But one day, the school is bombed, and was never rebuilt, even though the headmaster claimed that he looked forward to building an even better school the next time round. It was never done and this ends Totto-chan's years as a pupil at Tomoe Gakuen.
- 1981, Japan, Kodansha Publishers Ltd., ISBN 4-7700-1010-9, Pub date 1981, Paperback
- 1984, Japan, Kodansha International, ISBN 0-87011-537-5, Pub date 1984, Paperback
Totto-chan was originally published in Japan as a series of articles in Kodansha's Young Woman magazine appearing from February 1979 through December 1980. The articles were then collected into a book, which made Japanese publishing history by selling more than 5 million before the end of 1982, which made the book break all previous publishing records and become the bestselling book in Japanese history
An English edition, translated by Dorothy Britton, was published in America in 1984. The book has been translated into a number of languages, including, Arabic, Chinese, French, Italian, German, Korean, Malay, Tagalog, Vietnamese, Indonesian, Thai, Russian, Uyghur, Sinhala, and Lao, and many Indian languages including Hindi, Marathi, Gujarati, Telugu, Kannada, Assamese, Kannada, and Malayalam.
A bilingual collection of stories from the book, entitled Best of Totto-chan: Totto Chan: The Little Girl at the Window, was published in 1996.
Kuroyanagi founded the Totto-chan Foundation, which professionally trains deaf actors to bring live theater to the deaf community.
In 1999, Kuroyanagi published her book Totto-Chan's Children: A Goodwill Journey to the Children of the World, about her travels around the world on her humanitarian mission as a UNICEF Goodwill Ambassador.
- Walker, James. "BIG IN JAPAN: Tetsuko Kuroyanagi". metropolis.co.jp. Archived from the original on 2008-06-12. Retrieved 2008-11-06.
- Otake, Tomoko (September 16, 2000). "UNICEF ambassador blames politics for plight of children". www.japantimes.co.jp. Retrieved 2008-11-06.

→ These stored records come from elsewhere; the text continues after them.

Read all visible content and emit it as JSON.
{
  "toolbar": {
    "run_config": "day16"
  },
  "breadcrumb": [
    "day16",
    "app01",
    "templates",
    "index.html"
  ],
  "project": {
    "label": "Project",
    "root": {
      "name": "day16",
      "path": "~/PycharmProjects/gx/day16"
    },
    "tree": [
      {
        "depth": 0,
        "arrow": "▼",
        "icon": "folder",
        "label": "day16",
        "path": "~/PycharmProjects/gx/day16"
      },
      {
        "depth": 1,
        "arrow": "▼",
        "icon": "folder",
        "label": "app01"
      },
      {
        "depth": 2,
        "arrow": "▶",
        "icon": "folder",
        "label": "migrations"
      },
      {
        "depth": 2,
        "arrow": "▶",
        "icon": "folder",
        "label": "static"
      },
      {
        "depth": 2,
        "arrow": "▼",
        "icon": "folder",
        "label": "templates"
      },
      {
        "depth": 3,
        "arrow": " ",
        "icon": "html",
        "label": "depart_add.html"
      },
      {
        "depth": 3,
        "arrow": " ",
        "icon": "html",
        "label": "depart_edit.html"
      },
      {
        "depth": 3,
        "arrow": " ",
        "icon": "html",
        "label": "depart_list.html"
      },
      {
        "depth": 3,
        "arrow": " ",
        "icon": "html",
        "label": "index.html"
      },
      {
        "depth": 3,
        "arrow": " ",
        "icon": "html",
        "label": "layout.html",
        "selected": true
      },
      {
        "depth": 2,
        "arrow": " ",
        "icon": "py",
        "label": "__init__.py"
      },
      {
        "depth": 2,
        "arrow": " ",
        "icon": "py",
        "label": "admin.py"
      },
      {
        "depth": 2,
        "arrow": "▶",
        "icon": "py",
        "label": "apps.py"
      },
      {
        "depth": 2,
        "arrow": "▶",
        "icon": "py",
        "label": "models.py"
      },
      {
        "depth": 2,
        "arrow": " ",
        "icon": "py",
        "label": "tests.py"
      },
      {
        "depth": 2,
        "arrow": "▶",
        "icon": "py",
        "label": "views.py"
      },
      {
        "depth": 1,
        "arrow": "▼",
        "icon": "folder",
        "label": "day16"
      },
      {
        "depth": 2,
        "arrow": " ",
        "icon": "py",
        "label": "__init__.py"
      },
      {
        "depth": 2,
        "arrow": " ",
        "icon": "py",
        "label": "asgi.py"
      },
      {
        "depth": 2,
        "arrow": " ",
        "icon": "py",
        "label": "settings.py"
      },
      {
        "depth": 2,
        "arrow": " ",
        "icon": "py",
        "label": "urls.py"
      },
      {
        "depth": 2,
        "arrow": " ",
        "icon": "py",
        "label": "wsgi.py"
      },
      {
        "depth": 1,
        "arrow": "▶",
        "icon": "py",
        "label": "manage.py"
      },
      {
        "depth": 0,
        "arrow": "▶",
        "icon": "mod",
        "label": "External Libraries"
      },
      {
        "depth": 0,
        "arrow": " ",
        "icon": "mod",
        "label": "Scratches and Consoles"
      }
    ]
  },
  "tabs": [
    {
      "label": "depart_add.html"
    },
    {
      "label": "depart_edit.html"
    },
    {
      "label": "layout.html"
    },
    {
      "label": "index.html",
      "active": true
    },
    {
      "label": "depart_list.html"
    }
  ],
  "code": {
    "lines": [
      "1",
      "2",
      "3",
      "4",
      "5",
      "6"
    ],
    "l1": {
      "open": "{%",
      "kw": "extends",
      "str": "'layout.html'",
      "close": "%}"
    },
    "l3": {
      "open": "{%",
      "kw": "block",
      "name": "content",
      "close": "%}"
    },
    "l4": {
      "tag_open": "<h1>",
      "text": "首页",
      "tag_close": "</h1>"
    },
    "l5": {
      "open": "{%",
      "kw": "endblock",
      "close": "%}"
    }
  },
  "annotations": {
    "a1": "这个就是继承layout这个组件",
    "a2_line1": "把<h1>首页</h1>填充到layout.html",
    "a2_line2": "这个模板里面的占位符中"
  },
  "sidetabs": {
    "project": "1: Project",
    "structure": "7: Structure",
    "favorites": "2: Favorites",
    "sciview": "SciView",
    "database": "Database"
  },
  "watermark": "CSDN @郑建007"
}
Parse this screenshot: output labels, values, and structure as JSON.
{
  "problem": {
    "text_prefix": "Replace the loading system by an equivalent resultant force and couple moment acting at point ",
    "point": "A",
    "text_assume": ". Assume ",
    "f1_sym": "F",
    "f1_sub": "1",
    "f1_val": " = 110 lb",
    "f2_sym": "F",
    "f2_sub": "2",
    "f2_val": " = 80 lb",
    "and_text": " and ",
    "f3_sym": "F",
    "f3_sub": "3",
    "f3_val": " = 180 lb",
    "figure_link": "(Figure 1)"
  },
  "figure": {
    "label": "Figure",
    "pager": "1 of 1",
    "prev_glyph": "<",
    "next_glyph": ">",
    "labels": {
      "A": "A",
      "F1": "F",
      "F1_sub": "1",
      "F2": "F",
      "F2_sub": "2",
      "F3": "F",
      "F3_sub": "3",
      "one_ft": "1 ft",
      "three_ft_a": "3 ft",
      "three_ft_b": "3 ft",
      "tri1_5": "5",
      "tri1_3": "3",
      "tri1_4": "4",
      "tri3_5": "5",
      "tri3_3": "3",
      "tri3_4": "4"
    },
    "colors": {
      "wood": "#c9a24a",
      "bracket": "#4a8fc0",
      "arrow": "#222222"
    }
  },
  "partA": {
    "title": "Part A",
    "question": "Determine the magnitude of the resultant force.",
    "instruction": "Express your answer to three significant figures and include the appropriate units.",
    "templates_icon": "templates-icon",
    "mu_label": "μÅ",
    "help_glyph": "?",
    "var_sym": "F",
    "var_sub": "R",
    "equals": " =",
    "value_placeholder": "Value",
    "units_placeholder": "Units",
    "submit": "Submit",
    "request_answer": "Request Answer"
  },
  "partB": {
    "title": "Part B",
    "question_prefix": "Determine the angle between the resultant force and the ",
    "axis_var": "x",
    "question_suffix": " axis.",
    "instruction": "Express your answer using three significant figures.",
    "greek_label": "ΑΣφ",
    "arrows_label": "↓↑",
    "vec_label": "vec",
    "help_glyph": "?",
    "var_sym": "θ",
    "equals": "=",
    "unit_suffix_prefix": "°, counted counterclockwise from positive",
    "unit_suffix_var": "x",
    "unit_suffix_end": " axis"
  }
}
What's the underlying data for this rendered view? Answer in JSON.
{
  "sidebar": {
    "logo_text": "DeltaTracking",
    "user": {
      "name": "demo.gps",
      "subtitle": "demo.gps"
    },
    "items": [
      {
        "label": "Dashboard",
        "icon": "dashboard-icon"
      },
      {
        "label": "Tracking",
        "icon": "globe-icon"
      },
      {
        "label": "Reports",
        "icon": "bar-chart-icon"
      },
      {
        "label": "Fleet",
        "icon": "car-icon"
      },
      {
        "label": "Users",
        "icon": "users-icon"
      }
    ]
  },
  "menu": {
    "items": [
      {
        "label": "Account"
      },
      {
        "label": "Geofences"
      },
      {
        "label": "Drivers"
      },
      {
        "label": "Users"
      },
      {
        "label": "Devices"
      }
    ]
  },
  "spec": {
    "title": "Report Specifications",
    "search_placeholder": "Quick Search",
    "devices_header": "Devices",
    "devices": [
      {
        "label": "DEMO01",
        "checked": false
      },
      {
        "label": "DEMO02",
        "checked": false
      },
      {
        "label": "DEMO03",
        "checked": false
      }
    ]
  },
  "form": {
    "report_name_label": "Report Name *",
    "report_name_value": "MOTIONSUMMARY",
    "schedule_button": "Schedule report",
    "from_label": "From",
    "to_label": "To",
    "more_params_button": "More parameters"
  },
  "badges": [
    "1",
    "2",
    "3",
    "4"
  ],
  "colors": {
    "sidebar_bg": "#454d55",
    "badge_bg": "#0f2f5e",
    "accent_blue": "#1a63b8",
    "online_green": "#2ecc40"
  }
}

- Chira, Susan (November 21, 1982). "GROWING UP JAPANESE". www.nytimes.com. Retrieved 2008-11-06.
- Burton, Sandra; Richard Stengel (Aug. 01, 1983). "Little Girl at the TV Window". www.time.com. Retrieved 2008-11-06.